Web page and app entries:
******

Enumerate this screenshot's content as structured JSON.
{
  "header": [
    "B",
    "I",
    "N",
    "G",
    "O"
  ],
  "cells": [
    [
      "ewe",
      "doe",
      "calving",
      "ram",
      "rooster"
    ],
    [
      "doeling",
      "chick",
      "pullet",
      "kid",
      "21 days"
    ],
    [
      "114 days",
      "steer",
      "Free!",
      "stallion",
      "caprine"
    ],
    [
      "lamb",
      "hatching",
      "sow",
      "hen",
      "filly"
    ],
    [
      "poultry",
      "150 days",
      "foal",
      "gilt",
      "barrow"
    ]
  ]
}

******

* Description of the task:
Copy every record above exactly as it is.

* Response:
Enumerate this screenshot's content as structured JSON.
{
  "header": [
    "B",
    "I",
    "N",
    "G",
    "O"
  ],
  "cells": [
    [
      "ewe",
      "doe",
      "calving",
      "ram",
      "rooster"
    ],
    [
      "doeling",
      "chick",
      "pullet",
      "kid",
      "21 days"
    ],
    [
      "114 days",
      "steer",
      "Free!",
      "stallion",
      "caprine"
    ],
    [
      "lamb",
      "hatching",
      "sow",
      "hen",
      "filly"
    ],
    [
      "poultry",
      "150 days",
      "foal",
      "gilt",
      "barrow"
    ]
  ]
}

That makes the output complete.